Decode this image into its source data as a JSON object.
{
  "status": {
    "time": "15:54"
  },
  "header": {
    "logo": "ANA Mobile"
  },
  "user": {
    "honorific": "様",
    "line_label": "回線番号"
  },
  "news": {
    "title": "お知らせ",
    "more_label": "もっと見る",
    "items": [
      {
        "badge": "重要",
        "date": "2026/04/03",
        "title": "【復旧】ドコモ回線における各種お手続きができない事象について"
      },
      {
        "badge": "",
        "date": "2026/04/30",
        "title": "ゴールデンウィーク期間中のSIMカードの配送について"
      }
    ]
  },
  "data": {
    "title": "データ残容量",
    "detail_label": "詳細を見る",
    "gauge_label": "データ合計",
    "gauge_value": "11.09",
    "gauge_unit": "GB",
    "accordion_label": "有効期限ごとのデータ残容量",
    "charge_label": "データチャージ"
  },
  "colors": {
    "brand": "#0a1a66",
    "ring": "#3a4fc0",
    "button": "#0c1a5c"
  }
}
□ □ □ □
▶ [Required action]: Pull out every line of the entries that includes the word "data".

▶ [Exercise response]:
Decode this image into its source data as a JSON object.
  "data": {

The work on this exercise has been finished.